Brian: The most important is to put the phone down. Take the iPad away from the kids for a minute. Allow yourself, even if it’s just a simple thirty minutes of research, just look at the work of Tristan Harris. He has a site that's almost like a magician’s secrets revealed. He explains what we’re doing every time we’re looking at the phone. He explains from his perspective what they did and why so that we can at least maybe shock ourselves to say, “Ah. That's what happens every single time I look at my phone. That's what happens every single time I put an iPad in my kid’s hands.” As a human being, you can't help but feel compelled to want to learn more and learn how to be better as an individual and as a parent. That's where I started.
Zibby: Do you have any advice to aspiring authors, maybe someone similarly struggling with a proposal the way you were or someone struggling to convey something they think is really important?

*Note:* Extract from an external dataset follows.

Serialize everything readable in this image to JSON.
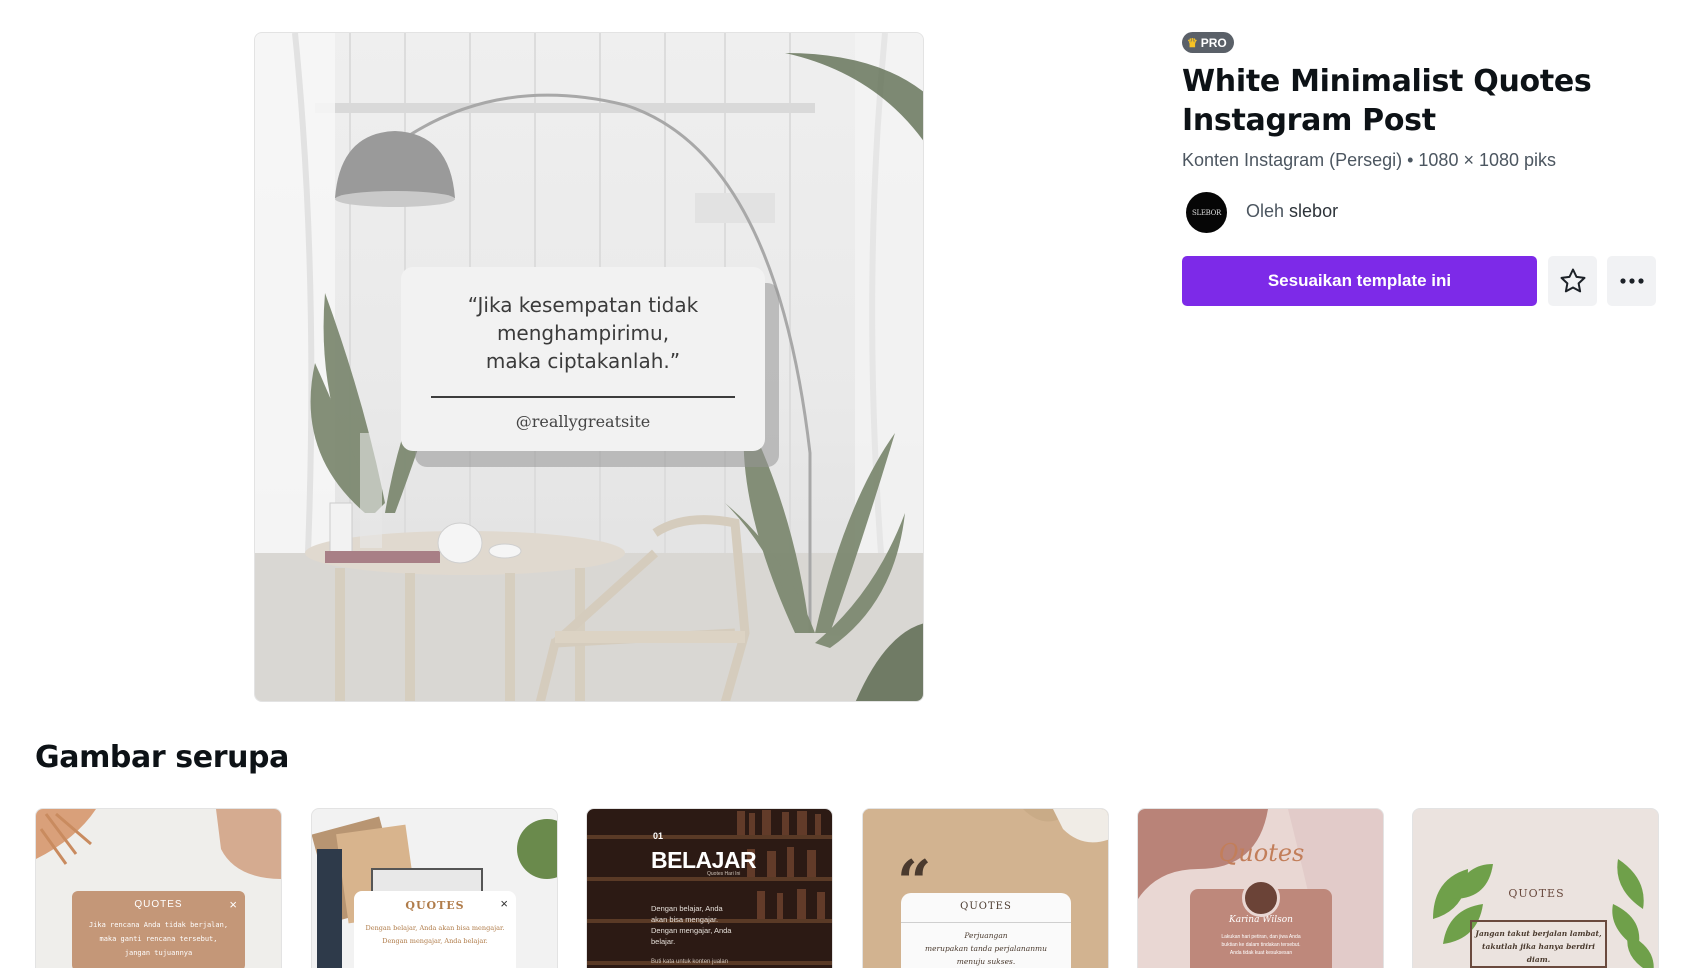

Brian: Before you go on the Lifescalejourney, you might want to take a look at the work of a gentleman by the name of Cal Newport. He wrote a book called Deep Work. Now, the book itself is very deep. There are some really, really, really interesting things that help you understand the foundation of deep work. Writing a book is deep work. A lot of people write the book because they see it as a form of self-expression, so anything I write or anything I create is great. You have to actually understand it’s not about what you create. It’s what people consume. You're writing for someone in a way that is going to really touch them, just like the design of the book was meant to -- I know you're distracted so I'm going to create a piece of paper that doesn't just speak to you, but it helps you turn the pages. That type of design with intention was audience-driven. The only way to get there was to allow myself the depth and the time to even have that idea. We don't give ourselves that space. Deep Work by Cal Newport was one of the things that helped me get that space. I ended up renting a place in Lake Tahoe and shutting everything out and turning everything off. It was hard. It was painful. It was almost like going through withdrawals because it is going through withdrawals, but I got there. That's the best advice I could give you. The only way to do it is to allow yourself to do it at the depth that you could express yourself uniquely.
Zibby: Awesome. Thank you so much for all this fantastic advice. I am going to try not to be on my phone so much today, but I know I will fail. At least I’ll be aware of what I'm doing. [laughs] Thank you so much for sharing your hard-earned wisdom with all the listeners. Thank you.
Brian: It was my pleasure. Thank you. Bye.